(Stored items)
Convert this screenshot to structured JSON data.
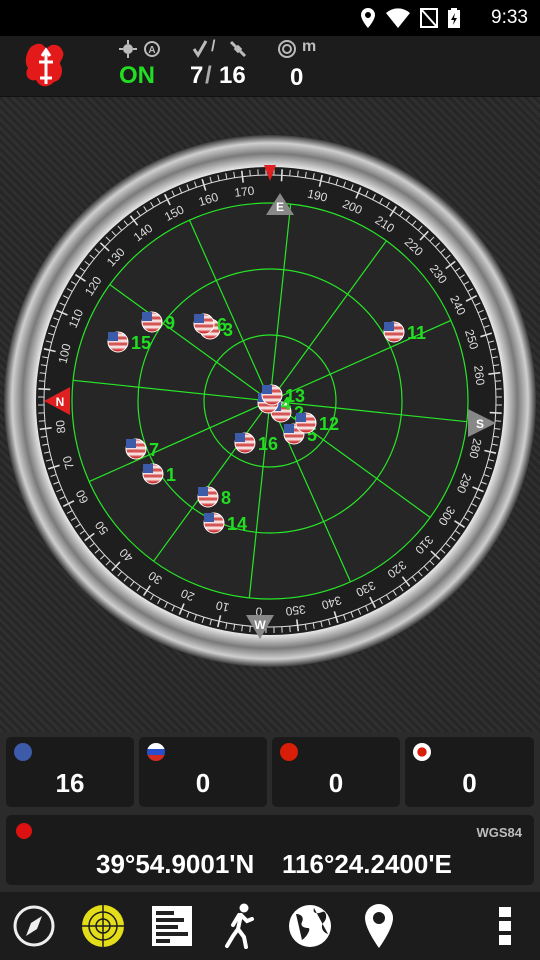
{
  "status_bar": {
    "time": "9:33"
  },
  "header": {
    "fix_status": "ON",
    "satellites_used": "7",
    "satellites_total": "16",
    "separator": "/",
    "altitude": "0",
    "altitude_unit": "m"
  },
  "compass": {
    "north_label": "N",
    "east_label": "E",
    "south_label": "S",
    "west_label": "W",
    "degree_labels": [
      "0",
      "10",
      "20",
      "30",
      "40",
      "50",
      "60",
      "70",
      "80",
      "100",
      "110",
      "120",
      "130",
      "140",
      "150",
      "160",
      "170",
      "190",
      "200",
      "210",
      "220",
      "230",
      "240",
      "250",
      "260",
      "280",
      "290",
      "300",
      "310",
      "320",
      "330",
      "340",
      "350"
    ]
  },
  "satellites": [
    {
      "id": "1"
    },
    {
      "id": "2"
    },
    {
      "id": "3"
    },
    {
      "id": "4"
    },
    {
      "id": "5"
    },
    {
      "id": "6"
    },
    {
      "id": "7"
    },
    {
      "id": "8"
    },
    {
      "id": "9"
    },
    {
      "id": "11"
    },
    {
      "id": "12"
    },
    {
      "id": "13"
    },
    {
      "id": "14"
    },
    {
      "id": "15"
    },
    {
      "id": "16"
    }
  ],
  "constellations": [
    {
      "name": "GPS",
      "flag_color": "#3c5ba8",
      "count": "16"
    },
    {
      "name": "GLONASS",
      "flag_color": "#cc2222",
      "count": "0"
    },
    {
      "name": "BeiDou",
      "flag_color": "#d81e06",
      "count": "0"
    },
    {
      "name": "QZSS",
      "flag_color": "#ffffff",
      "count": "0"
    }
  ],
  "location": {
    "datum": "WGS84",
    "latitude": "39°54.9001'N",
    "longitude": "116°24.2400'E"
  },
  "colors": {
    "accent_green": "#22dd22",
    "grid_green": "#27e627",
    "red": "#e02020"
  }
}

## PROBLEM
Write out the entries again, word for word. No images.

## EXERCISE OUTPUT
Convert this screenshot to structured JSON data.
{
  "status_bar": {
    "time": "9:33"
  },
  "header": {
    "fix_status": "ON",
    "satellites_used": "7",
    "satellites_total": "16",
    "separator": "/",
    "altitude": "0",
    "altitude_unit": "m"
  },
  "compass": {
    "north_label": "N",
    "east_label": "E",
    "south_label": "S",
    "west_label": "W",
    "degree_labels": [
      "0",
      "10",
      "20",
      "30",
      "40",
      "50",
      "60",
      "70",
      "80",
      "100",
      "110",
      "120",
      "130",
      "140",
      "150",
      "160",
      "170",
      "190",
      "200",
      "210",
      "220",
      "230",
      "240",
      "250",
      "260",
      "280",
      "290",
      "300",
      "310",
      "320",
      "330",
      "340",
      "350"
    ]
  },
  "satellites": [
    {
      "id": "1"
    },
    {
      "id": "2"
    },
    {
      "id": "3"
    },
    {
      "id": "4"
    },
    {
      "id": "5"
    },
    {
      "id": "6"
    },
    {
      "id": "7"
    },
    {
      "id": "8"
    },
    {
      "id": "9"
    },
    {
      "id": "11"
    },
    {
      "id": "12"
    },
    {
      "id": "13"
    },
    {
      "id": "14"
    },
    {
      "id": "15"
    },
    {
      "id": "16"
    }
  ],
  "constellations": [
    {
      "name": "GPS",
      "flag_color": "#3c5ba8",
      "count": "16"
    },
    {
      "name": "GLONASS",
      "flag_color": "#cc2222",
      "count": "0"
    },
    {
      "name": "BeiDou",
      "flag_color": "#d81e06",
      "count": "0"
    },
    {
      "name": "QZSS",
      "flag_color": "#ffffff",
      "count": "0"
    }
  ],
  "location": {
    "datum": "WGS84",
    "latitude": "39°54.9001'N",
    "longitude": "116°24.2400'E"
  },
  "colors": {
    "accent_green": "#22dd22",
    "grid_green": "#27e627",
    "red": "#e02020"
  }
}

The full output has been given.